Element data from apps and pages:
****************
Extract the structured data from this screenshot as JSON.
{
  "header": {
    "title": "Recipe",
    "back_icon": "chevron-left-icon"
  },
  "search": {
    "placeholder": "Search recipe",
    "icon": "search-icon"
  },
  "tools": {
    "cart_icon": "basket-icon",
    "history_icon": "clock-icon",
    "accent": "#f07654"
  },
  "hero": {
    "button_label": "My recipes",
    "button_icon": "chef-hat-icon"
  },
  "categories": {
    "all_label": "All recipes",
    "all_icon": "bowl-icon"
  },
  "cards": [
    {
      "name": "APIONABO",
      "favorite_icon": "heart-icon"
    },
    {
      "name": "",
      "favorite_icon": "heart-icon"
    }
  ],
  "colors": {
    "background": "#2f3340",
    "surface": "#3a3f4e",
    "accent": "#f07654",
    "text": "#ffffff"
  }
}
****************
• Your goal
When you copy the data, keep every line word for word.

• Your solution
Extract the structured data from this screenshot as JSON.
{
  "header": {
    "title": "Recipe",
    "back_icon": "chevron-left-icon"
  },
  "search": {
    "placeholder": "Search recipe",
    "icon": "search-icon"
  },
  "tools": {
    "cart_icon": "basket-icon",
    "history_icon": "clock-icon",
    "accent": "#f07654"
  },
  "hero": {
    "button_label": "My recipes",
    "button_icon": "chef-hat-icon"
  },
  "categories": {
    "all_label": "All recipes",
    "all_icon": "bowl-icon"
  },
  "cards": [
    {
      "name": "APIONABO",
      "favorite_icon": "heart-icon"
    },
    {
      "name": "",
      "favorite_icon": "heart-icon"
    }
  ],
  "colors": {
    "background": "#2f3340",
    "surface": "#3a3f4e",
    "accent": "#f07654",
    "text": "#ffffff"
  }
}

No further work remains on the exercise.